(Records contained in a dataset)
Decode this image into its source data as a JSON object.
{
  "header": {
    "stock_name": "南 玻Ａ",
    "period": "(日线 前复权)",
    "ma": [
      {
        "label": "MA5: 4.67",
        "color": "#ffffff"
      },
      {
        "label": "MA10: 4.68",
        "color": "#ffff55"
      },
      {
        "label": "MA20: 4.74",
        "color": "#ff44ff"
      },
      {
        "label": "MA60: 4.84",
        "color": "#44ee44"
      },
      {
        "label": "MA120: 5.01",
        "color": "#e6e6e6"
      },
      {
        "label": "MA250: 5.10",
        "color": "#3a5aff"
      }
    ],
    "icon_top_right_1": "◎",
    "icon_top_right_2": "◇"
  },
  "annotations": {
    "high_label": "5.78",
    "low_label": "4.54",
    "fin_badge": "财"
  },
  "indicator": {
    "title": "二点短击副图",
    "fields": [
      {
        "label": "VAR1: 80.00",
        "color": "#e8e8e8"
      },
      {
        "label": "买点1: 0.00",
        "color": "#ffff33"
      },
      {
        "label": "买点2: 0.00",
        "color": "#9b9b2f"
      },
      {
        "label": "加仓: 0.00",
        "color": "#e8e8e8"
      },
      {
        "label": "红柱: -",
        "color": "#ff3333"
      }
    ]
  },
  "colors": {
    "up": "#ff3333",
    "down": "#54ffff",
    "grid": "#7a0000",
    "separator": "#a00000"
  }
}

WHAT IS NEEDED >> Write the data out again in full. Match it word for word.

SOLVED EXERCISE >>
Decode this image into its source data as a JSON object.
{
  "header": {
    "stock_name": "南 玻Ａ",
    "period": "(日线 前复权)",
    "ma": [
      {
        "label": "MA5: 4.67",
        "color": "#ffffff"
      },
      {
        "label": "MA10: 4.68",
        "color": "#ffff55"
      },
      {
        "label": "MA20: 4.74",
        "color": "#ff44ff"
      },
      {
        "label": "MA60: 4.84",
        "color": "#44ee44"
      },
      {
        "label": "MA120: 5.01",
        "color": "#e6e6e6"
      },
      {
        "label": "MA250: 5.10",
        "color": "#3a5aff"
      }
    ],
    "icon_top_right_1": "◎",
    "icon_top_right_2": "◇"
  },
  "annotations": {
    "high_label": "5.78",
    "low_label": "4.54",
    "fin_badge": "财"
  },
  "indicator": {
    "title": "二点短击副图",
    "fields": [
      {
        "label": "VAR1: 80.00",
        "color": "#e8e8e8"
      },
      {
        "label": "买点1: 0.00",
        "color": "#ffff33"
      },
      {
        "label": "买点2: 0.00",
        "color": "#9b9b2f"
      },
      {
        "label": "加仓: 0.00",
        "color": "#e8e8e8"
      },
      {
        "label": "红柱: -",
        "color": "#ff3333"
      }
    ]
  },
  "colors": {
    "up": "#ff3333",
    "down": "#54ffff",
    "grid": "#7a0000",
    "separator": "#a00000"
  }
}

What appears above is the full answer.